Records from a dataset
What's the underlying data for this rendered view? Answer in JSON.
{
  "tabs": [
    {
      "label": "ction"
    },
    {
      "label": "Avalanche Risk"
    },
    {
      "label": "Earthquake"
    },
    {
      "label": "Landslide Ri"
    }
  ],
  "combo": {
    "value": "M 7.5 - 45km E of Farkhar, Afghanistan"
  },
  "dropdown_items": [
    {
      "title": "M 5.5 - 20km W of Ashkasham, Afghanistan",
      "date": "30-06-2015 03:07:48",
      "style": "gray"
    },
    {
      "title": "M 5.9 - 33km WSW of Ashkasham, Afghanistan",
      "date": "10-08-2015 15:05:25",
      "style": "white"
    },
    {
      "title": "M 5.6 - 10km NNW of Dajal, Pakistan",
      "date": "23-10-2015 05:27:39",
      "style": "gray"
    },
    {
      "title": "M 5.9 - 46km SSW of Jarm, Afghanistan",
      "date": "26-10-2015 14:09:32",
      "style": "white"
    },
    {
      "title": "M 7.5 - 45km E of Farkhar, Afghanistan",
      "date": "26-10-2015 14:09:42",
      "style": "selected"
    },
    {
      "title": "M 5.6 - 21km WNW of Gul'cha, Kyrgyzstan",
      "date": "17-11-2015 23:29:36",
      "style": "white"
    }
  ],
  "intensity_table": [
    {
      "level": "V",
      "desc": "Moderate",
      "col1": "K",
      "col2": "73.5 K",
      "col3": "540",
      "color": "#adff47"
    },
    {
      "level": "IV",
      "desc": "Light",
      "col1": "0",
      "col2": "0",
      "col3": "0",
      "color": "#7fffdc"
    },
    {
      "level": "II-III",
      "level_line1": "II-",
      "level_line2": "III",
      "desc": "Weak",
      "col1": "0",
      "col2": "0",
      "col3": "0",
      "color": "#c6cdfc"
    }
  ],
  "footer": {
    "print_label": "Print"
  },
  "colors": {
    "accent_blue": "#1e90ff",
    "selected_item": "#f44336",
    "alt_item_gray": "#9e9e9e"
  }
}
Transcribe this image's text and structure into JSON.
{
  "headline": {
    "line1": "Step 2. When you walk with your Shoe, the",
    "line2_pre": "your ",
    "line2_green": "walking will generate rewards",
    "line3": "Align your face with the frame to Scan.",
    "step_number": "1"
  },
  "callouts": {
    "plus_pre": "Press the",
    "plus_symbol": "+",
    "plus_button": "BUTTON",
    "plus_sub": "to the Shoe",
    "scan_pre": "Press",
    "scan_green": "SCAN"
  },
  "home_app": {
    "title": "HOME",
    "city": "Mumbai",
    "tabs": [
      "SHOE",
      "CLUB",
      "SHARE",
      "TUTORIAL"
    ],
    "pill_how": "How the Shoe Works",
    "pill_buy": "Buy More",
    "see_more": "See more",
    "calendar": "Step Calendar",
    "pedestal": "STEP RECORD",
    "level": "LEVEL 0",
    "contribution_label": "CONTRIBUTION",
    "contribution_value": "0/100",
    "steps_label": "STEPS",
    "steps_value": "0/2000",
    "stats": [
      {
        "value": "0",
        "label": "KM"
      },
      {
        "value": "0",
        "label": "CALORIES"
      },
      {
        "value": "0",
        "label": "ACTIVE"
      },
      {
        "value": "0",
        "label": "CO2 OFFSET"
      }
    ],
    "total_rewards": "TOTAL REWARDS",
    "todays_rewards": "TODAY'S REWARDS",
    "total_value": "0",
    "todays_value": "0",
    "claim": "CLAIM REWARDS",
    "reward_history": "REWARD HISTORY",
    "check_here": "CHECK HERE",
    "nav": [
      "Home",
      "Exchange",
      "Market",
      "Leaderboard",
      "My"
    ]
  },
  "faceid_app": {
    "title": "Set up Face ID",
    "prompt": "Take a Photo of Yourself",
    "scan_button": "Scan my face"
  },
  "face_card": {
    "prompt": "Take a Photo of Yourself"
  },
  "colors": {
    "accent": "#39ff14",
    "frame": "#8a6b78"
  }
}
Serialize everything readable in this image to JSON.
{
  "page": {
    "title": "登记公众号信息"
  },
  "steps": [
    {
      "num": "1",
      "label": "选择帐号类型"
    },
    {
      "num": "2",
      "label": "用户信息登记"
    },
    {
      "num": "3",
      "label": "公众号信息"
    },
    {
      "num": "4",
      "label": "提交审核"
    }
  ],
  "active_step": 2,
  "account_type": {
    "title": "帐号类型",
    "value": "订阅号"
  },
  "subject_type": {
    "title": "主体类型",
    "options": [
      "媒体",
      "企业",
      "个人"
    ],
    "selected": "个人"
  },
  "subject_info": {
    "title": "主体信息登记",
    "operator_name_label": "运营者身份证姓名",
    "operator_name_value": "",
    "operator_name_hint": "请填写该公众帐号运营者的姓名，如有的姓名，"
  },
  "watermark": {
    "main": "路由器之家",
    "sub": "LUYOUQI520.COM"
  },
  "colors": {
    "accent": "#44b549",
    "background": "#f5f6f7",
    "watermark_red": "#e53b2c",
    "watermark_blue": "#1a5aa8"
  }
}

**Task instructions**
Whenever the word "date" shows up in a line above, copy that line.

**Exercise solution**
      "date": "30-06-2015 03:07:48",
      "date": "10-08-2015 15:05:25",
      "date": "23-10-2015 05:27:39",
      "date": "26-10-2015 14:09:32",
      "date": "26-10-2015 14:09:42",
      "date": "17-11-2015 23:29:36",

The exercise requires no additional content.